On my 30th birthday, I decided to get “the big chop
”. I cut my shoulder-length hair down to an itty-bitty afro. A number of friends accompanied me to the salon. It was … an event. We all watched nervously as a very kind gentleman at the Aveda Institute in Washington, DC tentatively cut through my tangled and chemically tortured hair. It was the last time (at least that I can remember) that I set foot in a salon.
Once my hair hit the floor, I said 'goodbye' and 'good riddance' to hairdressers' lengthy inquisitions about my then non-existent love life and how many children I’d want to have. I found the conversation topics inane, and I’d spend most of my time hiding in a book or in my phone, making it obvious I did not want to talk for the four hours I’d spend in the chair having my hair chemically straightened (that's assuming my hairdresser would afford me the privilege of starting on time). When it was all over, I’d be out anywhere between $120-150 if I was lucky.
Ever since I embraced my natural, short hair, I have gone to barbershops.
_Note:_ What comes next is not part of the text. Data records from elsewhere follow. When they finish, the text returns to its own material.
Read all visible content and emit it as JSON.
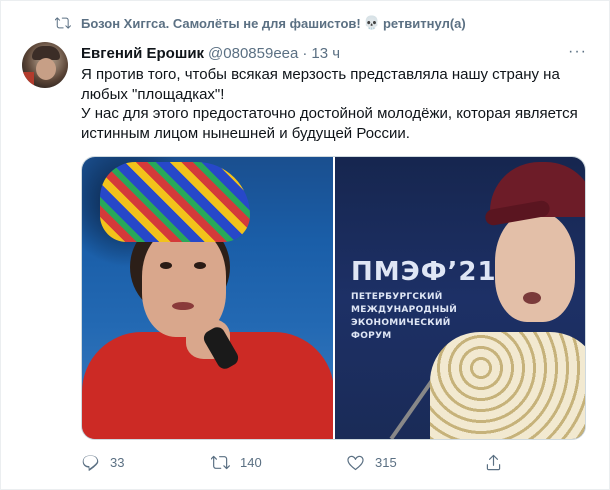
{
  "retweet_banner": {
    "icon": "retweet-icon",
    "name": "Бозон Хиггса. Самолёты не для фашистов!",
    "emoji": "💀",
    "suffix": "ретвитнул(а)"
  },
  "tweet": {
    "author_name": "Евгений Ерошик",
    "handle": "@080859eea",
    "separator": "·",
    "time": "13 ч",
    "more_icon": "more-horizontal-icon",
    "more_label": "···",
    "text_lines": [
      "Я против того, чтобы всякая мерзость представляла нашу страну на",
      "любых \"площадках\"!",
      "У нас для этого предостаточно достойной молодёжи, которая является",
      "истинным лицом нынешней и будущей России."
    ],
    "media": {
      "forum_title": "ПМЭФ’21",
      "forum_lines": [
        "ПЕТЕРБУРГСКИЙ",
        "МЕЖДУНАРОДНЫЙ",
        "ЭКОНОМИЧЕСКИЙ",
        "ФОРУМ"
      ]
    },
    "actions": {
      "replies": "33",
      "retweets": "140",
      "likes": "315"
    }
  },
  "colors": {
    "secondary_text": "#5b7083",
    "primary_text": "#0f1419",
    "border": "#ebeef0"
  }
}
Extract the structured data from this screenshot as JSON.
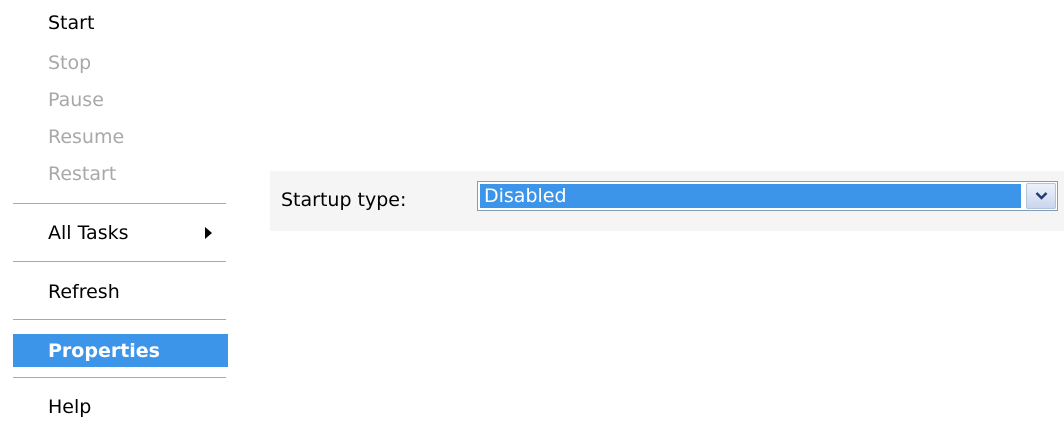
{
  "context_menu": {
    "items": [
      {
        "label": "Start",
        "enabled": true
      },
      {
        "label": "Stop",
        "enabled": false
      },
      {
        "label": "Pause",
        "enabled": false
      },
      {
        "label": "Resume",
        "enabled": false
      },
      {
        "label": "Restart",
        "enabled": false
      },
      {
        "label": "All Tasks",
        "enabled": true,
        "has_submenu": true
      },
      {
        "label": "Refresh",
        "enabled": true
      },
      {
        "label": "Properties",
        "enabled": true,
        "selected": true
      },
      {
        "label": "Help",
        "enabled": true
      }
    ],
    "submenu_icon": "chevron-right-icon"
  },
  "properties": {
    "startup_type_label": "Startup type:",
    "startup_type_value": "Disabled",
    "dropdown_icon": "chevron-down-icon"
  },
  "colors": {
    "selection": "#3d95ea",
    "disabled_text": "#a8a8a8",
    "panel_background": "#f5f5f5"
  }
}
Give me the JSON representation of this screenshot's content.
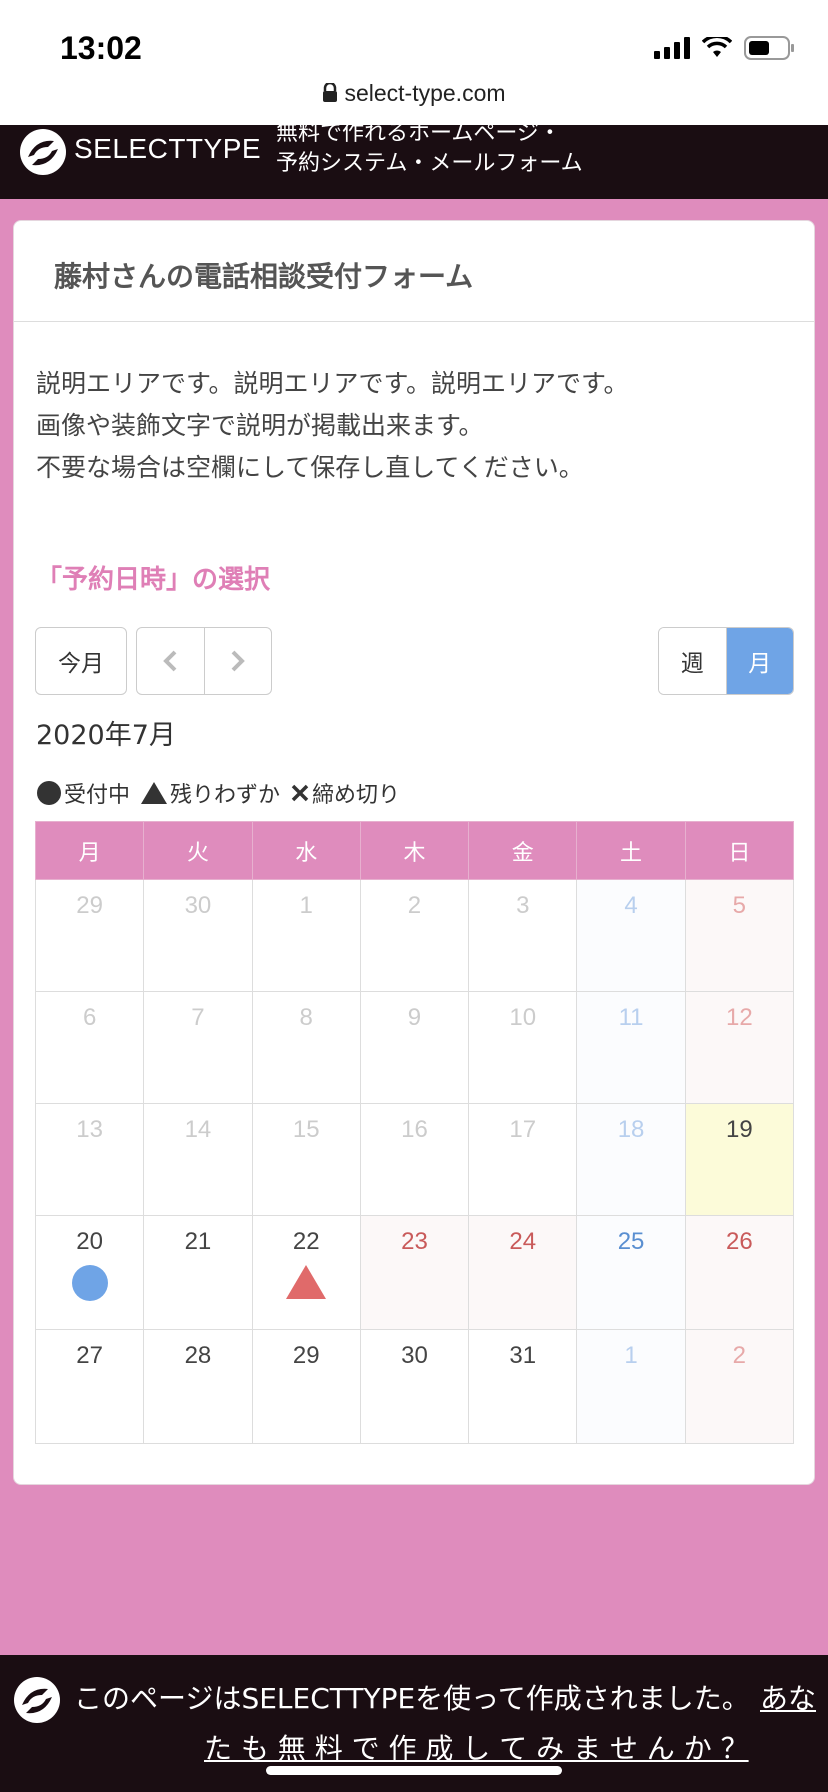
{
  "status": {
    "time": "13:02",
    "url": "select-type.com"
  },
  "brand": {
    "name": "SELECTTYPE",
    "tagline_line1": "無料で作れるホームページ・",
    "tagline_line2": "予約システム・メールフォーム"
  },
  "form": {
    "title": "藤村さんの電話相談受付フォーム",
    "description": [
      "説明エリアです。説明エリアです。説明エリアです。",
      "画像や装飾文字で説明が掲載出来ます。",
      "不要な場合は空欄にして保存し直してください。"
    ],
    "section_title": "「予約日時」の選択"
  },
  "calendar_controls": {
    "today_label": "今月",
    "prev_icon": "chevron-left-icon",
    "next_icon": "chevron-right-icon",
    "week_label": "週",
    "month_label": "月",
    "active_view": "月"
  },
  "month_title": "2020年7月",
  "legend": {
    "open": "受付中",
    "few": "残りわずか",
    "closed": "締め切り"
  },
  "weekdays": [
    "月",
    "火",
    "水",
    "木",
    "金",
    "土",
    "日"
  ],
  "weeks": [
    [
      "29",
      "30",
      "1",
      "2",
      "3",
      "4",
      "5"
    ],
    [
      "6",
      "7",
      "8",
      "9",
      "10",
      "11",
      "12"
    ],
    [
      "13",
      "14",
      "15",
      "16",
      "17",
      "18",
      "19"
    ],
    [
      "20",
      "21",
      "22",
      "23",
      "24",
      "25",
      "26"
    ],
    [
      "27",
      "28",
      "29",
      "30",
      "31",
      "1",
      "2"
    ]
  ],
  "colors": {
    "accent_pink": "#df8cbd",
    "open_blue": "#6fa4e6",
    "few_red": "#e06a6a",
    "holiday_red": "#c95a5a"
  },
  "footer": {
    "text": "このページはSELECTTYPEを使って作成されました。",
    "link_part1": "あな",
    "link_part2": "た も 無 料 で 作 成 し て み ま せ ん か ？"
  }
}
I invite a number of odd stares from gentlemen curious to know why a girl has entered what is largely embraced as the boys’ club. Once they realize I mean them no harm and don't seek to change the environment one iota, they go back to reading or watching the game.
I find the stoic calm of the barbershop to be a welcome change. I've also enjoyed trying different barbershops over the years -- something I didn't dare do with my hairdresser when I was chemically straightening my hair. The hunt for a good hairdresser is epic, and once one is found you maintain your loyalty at all costs (including plane tickets). Now that I've gone natural, my hair grows back so quickly, a bad cut is just a nice reminder that, in the words of India.Arie, "I am not my hair"
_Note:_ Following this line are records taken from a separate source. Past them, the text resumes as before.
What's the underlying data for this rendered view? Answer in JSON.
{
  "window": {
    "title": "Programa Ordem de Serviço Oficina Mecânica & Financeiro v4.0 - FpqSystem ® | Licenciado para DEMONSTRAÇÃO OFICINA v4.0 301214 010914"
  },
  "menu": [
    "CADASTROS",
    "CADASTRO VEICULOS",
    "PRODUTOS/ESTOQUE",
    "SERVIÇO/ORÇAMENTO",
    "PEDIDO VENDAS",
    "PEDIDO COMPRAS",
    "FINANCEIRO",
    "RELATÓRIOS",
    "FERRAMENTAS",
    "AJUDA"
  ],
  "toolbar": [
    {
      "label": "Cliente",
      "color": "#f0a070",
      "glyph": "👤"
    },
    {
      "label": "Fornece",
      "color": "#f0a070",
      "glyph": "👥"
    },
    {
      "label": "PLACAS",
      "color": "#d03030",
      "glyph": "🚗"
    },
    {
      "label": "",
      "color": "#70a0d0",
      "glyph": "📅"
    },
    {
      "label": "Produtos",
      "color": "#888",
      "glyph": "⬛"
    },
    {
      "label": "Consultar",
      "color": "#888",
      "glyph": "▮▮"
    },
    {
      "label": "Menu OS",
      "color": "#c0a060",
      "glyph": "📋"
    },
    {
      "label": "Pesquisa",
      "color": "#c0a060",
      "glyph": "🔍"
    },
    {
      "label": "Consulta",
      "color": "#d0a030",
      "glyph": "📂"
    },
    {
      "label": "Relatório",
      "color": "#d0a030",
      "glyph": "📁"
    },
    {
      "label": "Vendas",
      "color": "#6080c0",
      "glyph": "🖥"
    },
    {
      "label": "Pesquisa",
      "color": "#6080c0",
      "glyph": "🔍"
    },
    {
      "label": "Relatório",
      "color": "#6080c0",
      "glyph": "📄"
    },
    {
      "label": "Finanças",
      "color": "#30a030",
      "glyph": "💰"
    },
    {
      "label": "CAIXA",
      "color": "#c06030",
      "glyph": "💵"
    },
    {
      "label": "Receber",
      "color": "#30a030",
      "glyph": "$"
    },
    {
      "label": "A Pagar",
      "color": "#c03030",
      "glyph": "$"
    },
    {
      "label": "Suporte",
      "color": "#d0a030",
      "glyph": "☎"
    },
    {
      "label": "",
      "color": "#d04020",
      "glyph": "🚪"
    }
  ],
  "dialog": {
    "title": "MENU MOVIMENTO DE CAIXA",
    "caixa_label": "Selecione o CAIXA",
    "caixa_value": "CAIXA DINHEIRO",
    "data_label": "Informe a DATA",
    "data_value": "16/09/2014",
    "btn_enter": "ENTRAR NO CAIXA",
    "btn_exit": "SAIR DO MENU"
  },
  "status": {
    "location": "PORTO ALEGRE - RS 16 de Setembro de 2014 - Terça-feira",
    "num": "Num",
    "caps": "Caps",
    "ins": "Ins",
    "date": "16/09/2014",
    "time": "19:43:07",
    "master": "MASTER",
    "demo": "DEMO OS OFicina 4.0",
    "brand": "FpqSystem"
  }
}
. My roommate, Shay, sent me that song while I was particularly despondent following a terrible encounter with a barber who had probably never seen a head of African-American hair in his life. Both he and I learned a lot.
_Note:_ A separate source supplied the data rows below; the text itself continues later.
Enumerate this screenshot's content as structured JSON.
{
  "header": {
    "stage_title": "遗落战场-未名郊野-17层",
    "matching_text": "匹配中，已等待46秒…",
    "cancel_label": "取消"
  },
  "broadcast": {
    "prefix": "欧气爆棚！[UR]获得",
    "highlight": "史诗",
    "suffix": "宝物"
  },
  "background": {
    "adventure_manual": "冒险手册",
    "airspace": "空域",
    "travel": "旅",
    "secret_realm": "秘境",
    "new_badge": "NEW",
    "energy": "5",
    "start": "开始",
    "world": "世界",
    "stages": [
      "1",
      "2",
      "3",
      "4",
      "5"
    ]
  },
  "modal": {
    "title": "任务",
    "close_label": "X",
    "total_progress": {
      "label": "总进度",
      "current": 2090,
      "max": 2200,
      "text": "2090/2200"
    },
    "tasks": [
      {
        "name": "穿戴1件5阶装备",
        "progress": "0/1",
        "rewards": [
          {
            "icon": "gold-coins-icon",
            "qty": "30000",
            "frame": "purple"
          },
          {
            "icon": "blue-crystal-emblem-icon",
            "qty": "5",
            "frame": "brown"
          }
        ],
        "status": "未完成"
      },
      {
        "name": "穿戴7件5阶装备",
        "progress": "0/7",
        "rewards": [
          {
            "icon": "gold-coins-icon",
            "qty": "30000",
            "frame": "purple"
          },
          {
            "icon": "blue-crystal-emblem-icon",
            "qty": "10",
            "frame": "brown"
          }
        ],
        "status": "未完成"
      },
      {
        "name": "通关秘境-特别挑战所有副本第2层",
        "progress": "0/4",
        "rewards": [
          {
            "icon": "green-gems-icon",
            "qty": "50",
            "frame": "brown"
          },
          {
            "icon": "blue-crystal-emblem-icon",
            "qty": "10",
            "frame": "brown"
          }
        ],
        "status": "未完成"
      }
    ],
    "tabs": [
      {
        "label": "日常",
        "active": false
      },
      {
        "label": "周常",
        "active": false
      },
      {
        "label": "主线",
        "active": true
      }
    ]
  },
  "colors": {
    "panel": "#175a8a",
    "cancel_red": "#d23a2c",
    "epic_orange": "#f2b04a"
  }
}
I’ve been to predominantly white barbershops and predominantly black ones. Today, my regular barber is Rey in Palo Alto. I ask about his family, and he asks about mine and my work. It’s a lovely, cordial and (thankfully) short conversation about relevant though surface-level topics. Rey also does a great job. I leave with a wallet that’s only $40 lighter. That’s because Rey’s spot is a bit pricier than other places, but I like Rey, and I know Palo Alto rent doesn’t pay itself.
Finding Rey was one thing, but the path to Rey was paved with little lessons in how to exist in a barbershop.
- First, know your guide comb number. I am a 3 to start with a 2 to for a bit more precision and a 0 for the details.
- Second, once you’ve found your regular barbershop, don’t just go to the first chair available. It’s perfectly okay to say, “Thanks, Bob, I’m actually here for Rey.” They get it, and they won’t pressure you into taking their seat. I used to think I had to go with the first barber available. That was fine when I was still hunting for my regular, but once I found him (and, in one case back in D.C., it was a her), I learned to stick with him/her. Some people are just better at handling my head than others.
- Ask questions. Barbers know a lot about hair, and they'll help you learn about yours and how they get you looking the way you want. Then you can inform barbers who are new to your hair on how you like to have things done.
- Always come with cash. My hair salons always took plastic. Barbershops, at least nearly all of the ones I have been to, take cash. So, come prepared with cash, and don’t forget to tip!
- Bear in mind that this isn’t a place that’s used to seeing a lot of women drop in and stick around. I’m basically a visitor, and I fully embrace that. So, I try to be very respectful of the other customers' space and keep to myself. It’s quite nice.
- Finally, enjoy the experience and observe. I find barbershops fascinating, everything from what they choose to play on television and on the radio to the books the customers read and the light banter. It’s a portal into another world. My favorite moments are when fathers bring their sons. Seeing these little boys get initiated into this world is fascinating and heartwarming. It reminds me of when my mother took me to the salon for the first time and how similar and different the worlds are.
I hope that, if you’re a woman considering the big chop, you’ll give it a go and explore the world of barbershops. They’re really a fascinating, fun alternative to the hair salon — and they’re generally cheaper too.